Task brief: Copy out every line of the data that has the word "channel" somewhere in it.

Exercise data:

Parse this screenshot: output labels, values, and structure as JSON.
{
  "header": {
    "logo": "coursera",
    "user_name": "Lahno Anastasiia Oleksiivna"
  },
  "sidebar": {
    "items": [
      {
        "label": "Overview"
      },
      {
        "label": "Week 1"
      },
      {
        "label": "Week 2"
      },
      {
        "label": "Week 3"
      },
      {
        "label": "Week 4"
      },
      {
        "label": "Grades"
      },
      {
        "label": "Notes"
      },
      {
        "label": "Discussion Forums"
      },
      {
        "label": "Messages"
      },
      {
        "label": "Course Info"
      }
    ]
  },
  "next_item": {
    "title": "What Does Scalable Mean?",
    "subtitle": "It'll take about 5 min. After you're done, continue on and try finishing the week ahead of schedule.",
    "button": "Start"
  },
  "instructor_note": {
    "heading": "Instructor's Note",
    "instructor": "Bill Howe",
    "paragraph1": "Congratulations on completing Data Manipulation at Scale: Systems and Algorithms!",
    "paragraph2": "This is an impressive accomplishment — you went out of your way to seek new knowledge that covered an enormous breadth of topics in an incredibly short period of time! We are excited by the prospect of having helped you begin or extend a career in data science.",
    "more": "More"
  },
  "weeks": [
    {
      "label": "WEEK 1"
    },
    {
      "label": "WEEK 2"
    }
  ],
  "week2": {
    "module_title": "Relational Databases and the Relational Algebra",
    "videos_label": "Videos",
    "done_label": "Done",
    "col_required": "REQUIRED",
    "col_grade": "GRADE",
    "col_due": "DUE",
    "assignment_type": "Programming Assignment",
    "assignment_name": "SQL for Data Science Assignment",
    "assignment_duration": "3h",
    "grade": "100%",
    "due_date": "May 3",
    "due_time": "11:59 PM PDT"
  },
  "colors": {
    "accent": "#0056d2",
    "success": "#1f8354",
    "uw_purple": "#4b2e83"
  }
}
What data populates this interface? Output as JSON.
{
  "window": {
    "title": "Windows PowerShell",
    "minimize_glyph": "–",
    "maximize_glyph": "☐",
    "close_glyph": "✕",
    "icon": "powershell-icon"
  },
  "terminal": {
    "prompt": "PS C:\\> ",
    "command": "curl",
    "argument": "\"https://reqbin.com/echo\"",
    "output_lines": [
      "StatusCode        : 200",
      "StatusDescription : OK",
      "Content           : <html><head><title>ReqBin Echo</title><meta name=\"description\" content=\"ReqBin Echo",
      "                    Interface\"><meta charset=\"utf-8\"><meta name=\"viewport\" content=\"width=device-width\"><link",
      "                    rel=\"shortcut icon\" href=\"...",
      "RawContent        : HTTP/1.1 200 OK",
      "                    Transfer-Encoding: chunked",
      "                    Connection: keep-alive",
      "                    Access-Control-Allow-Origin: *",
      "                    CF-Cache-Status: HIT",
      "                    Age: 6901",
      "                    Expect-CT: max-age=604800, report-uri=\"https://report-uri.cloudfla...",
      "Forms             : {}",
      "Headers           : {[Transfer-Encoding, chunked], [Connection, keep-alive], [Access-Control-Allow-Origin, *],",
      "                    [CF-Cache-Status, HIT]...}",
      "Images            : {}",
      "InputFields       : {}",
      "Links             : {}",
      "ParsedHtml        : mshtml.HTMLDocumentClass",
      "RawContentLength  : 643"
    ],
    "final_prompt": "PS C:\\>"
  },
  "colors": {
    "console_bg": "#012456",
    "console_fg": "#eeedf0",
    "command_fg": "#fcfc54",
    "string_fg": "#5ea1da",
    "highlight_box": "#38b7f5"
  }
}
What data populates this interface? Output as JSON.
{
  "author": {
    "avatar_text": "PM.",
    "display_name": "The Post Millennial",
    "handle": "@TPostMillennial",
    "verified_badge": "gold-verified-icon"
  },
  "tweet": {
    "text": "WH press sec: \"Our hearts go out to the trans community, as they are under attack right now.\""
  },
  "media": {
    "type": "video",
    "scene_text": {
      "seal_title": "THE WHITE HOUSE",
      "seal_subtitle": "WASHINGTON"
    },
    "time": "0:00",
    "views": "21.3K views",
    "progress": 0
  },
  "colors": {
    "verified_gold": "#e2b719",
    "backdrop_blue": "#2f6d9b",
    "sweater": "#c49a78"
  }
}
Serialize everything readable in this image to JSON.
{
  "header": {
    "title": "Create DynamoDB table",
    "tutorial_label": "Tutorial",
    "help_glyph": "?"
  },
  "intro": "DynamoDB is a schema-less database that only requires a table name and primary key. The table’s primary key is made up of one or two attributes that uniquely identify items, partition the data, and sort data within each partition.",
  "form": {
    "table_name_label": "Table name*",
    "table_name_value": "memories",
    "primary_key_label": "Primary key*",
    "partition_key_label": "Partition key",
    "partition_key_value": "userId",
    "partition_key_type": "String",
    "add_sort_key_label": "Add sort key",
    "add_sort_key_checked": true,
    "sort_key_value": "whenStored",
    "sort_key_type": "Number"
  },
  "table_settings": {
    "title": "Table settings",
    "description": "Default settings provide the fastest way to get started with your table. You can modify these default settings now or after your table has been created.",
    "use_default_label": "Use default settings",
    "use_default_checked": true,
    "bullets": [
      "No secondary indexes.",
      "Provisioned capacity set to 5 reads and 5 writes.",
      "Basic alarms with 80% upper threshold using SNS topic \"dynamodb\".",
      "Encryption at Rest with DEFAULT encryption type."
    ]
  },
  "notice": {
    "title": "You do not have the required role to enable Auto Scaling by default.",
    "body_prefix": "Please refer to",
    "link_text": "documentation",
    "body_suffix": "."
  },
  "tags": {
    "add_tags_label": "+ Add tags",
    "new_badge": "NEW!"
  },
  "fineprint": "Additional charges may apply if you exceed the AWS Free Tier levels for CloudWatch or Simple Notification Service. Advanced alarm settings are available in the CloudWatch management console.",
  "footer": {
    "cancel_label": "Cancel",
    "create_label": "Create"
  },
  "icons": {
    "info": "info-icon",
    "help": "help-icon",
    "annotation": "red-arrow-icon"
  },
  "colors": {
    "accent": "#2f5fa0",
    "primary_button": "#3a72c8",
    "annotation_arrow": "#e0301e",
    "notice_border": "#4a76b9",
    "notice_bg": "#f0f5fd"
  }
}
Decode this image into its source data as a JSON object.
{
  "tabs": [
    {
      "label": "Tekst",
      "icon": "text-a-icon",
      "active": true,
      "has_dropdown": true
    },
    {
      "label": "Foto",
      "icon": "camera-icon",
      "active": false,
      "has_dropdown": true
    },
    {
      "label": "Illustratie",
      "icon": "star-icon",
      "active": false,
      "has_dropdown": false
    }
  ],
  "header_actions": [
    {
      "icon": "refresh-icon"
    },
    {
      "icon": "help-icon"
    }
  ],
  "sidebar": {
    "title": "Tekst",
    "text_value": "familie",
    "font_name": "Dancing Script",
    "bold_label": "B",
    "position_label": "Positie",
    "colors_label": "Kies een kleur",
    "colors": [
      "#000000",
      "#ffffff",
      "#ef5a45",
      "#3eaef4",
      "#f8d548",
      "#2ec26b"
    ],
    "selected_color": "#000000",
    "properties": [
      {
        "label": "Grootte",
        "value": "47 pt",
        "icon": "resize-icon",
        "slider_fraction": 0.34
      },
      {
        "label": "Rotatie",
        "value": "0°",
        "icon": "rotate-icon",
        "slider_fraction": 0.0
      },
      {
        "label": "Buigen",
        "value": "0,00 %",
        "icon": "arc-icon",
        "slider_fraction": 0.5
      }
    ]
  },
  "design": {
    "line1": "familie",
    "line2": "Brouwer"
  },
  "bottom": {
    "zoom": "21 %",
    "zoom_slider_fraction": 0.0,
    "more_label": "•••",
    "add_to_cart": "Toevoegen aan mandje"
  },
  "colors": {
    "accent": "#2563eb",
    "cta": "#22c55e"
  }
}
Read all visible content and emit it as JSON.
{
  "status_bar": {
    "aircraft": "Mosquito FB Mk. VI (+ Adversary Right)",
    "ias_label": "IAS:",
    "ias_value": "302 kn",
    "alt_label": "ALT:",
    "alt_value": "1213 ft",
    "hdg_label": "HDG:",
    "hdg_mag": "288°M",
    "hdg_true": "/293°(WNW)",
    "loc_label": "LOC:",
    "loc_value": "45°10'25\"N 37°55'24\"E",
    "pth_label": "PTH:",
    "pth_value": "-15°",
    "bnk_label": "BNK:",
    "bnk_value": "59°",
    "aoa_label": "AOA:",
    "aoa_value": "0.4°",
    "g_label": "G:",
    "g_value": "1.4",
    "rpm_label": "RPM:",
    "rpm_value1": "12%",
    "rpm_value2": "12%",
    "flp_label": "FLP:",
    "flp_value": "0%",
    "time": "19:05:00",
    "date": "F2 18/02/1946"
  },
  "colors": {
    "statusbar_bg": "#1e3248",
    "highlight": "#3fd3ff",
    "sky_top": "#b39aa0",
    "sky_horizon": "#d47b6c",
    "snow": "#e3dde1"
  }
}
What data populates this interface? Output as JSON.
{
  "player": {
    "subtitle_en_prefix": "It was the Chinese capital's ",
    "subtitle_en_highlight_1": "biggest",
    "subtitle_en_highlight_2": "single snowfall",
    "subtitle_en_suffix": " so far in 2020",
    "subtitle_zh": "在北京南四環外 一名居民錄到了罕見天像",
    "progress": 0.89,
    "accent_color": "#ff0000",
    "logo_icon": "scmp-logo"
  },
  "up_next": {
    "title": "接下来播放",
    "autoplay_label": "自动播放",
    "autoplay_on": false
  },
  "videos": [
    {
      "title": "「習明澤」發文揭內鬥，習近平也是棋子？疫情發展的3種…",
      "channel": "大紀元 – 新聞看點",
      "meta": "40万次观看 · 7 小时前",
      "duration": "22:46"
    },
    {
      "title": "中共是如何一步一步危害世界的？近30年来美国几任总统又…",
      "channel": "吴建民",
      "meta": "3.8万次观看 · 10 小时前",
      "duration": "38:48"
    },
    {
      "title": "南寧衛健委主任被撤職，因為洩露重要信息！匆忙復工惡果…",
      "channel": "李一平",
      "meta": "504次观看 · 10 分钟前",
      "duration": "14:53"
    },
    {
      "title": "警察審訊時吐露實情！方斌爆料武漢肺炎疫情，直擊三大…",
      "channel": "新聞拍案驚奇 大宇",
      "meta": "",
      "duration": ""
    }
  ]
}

Response to this task:
      "channel": "大紀元 – 新聞看點",
      "channel": "吴建民",
      "channel": "李一平",
      "channel": "新聞拍案驚奇 大宇",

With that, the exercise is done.